Ah, the GT
I love cars that should have died fifty years ago.
The marketplace is cruel. When a technology obsoletes a need for something, or when even mere fashion moves from phony wood clad station wagons to SUVs and minivans, very few people are around to cry about it. When was the last time you heard someone say “Man, I sure do miss our old Vista Cruiser?” or “Boy, I wish they still made Country Squire wagons like I grew up in?”
But I still love the GT; the Grand Tourer. And even though the need is gone (if there ever was one), they are still making them.
The GT’s time had barely come when it was already done. The GT was born of the first evidence of prosperity, of young men with more money than sense in Europe after World War II, when what came to be known as playboys decided what they needed was a fast, efficient and semi-luxurious way to comport themselves and a paramour to the south of France in as little time as possible from some place in northern Europe.
By the time the recipe was perfected the personal jet had come along and obviated the need such a carriage but since then, they have sold quite well on their styling, performance and charisma. You see, nobody can see you in your LearJet at 35,000 feet, but everyone can see you stylin’ and smilin’ in your Ferrari

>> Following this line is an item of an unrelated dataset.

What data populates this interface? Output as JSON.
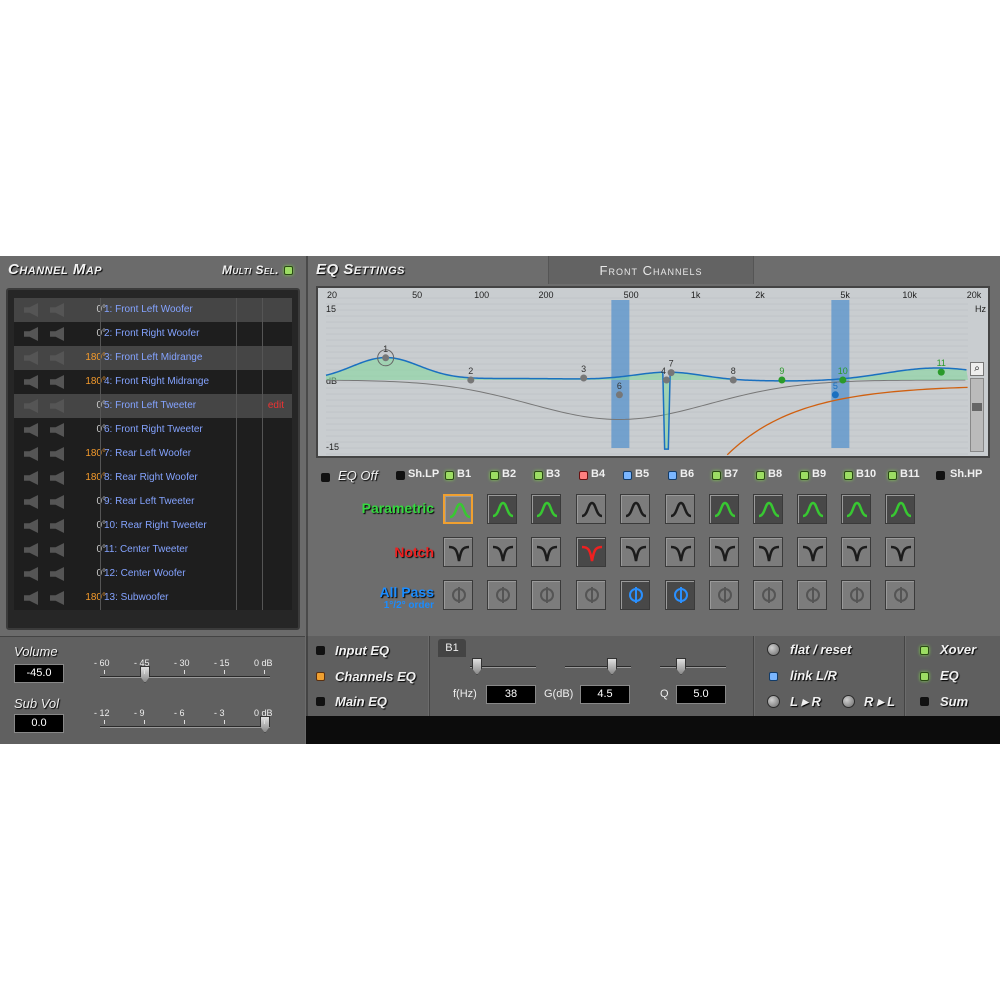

These were almost exclusively two-seat cars. And almost all were expensive. They featured the very latest technology of the day, including disc brakes, fuel injection, wild styling and a wonderful song from the exhaust. There was room for the driver and his (always “his”) sweetie, and two or maybe three tastefully handmade examples of luggage designed specifically to fit this one model of car. There was usually a German radio that picked up stations from all over the world, along with the local fare. Everything was swathed in leather and there was often a smattering of convenience features like power windows, sunroofs and even air conditioning, at a time when all of these were amazing features to have on any car, let alone one capable of sustained cruising at 125mph or better.
Ferrari were quick to capitalize on this market, building wonderful V-12 engined cars that could scoot you along the highways all day with little (for the day) trouble. But soon enough Maserati and upstart Lamborghini, Alfa Romeo and Aston Martin joined the ranks. Weird companies with no history whatsoever joined in. If you wanted to take a flyer, you could buy a Bizzarrini or one of the other cars from a company that built half a dozen cars and then faded away. More came from Mercedes Benz and Jaguar.
It’s difficult. These are magnificent machines. Wonderfully muscled on the road, with excellent reflexes in the context of the day.
What’s odd is that there are economy cars you can buy today from Honda and Toyota that will actually outperform these storied old glamour cars of yesteryear. Even the most humble transport box you can buy today features fuel injection—and it’s a better fuel injection than anything available in the early 1960s. Tires are better. Brakes are better. Even the air conditioning is better on the simplest little econo-car you can buy today.
But they don’t have the sex appeal of a low-slung Ferrari. They will never turn heads like the sexy old gals from the olden days. The new machines look too much like space ships for my liking. There’s a purity to a Lamborghini Miura that’s missing from the latest Ferrari and Lambo. And yes, I know I’m comfortably far away from affording a new Ferrari or Lamborghini, thank you. But I were to win the lottery or something, I think I would rather try to find four or five of the old cars than one of the new ones with electronic-everything and all of the comforts of home.
They’re a car out of time, now. But they still have my heart.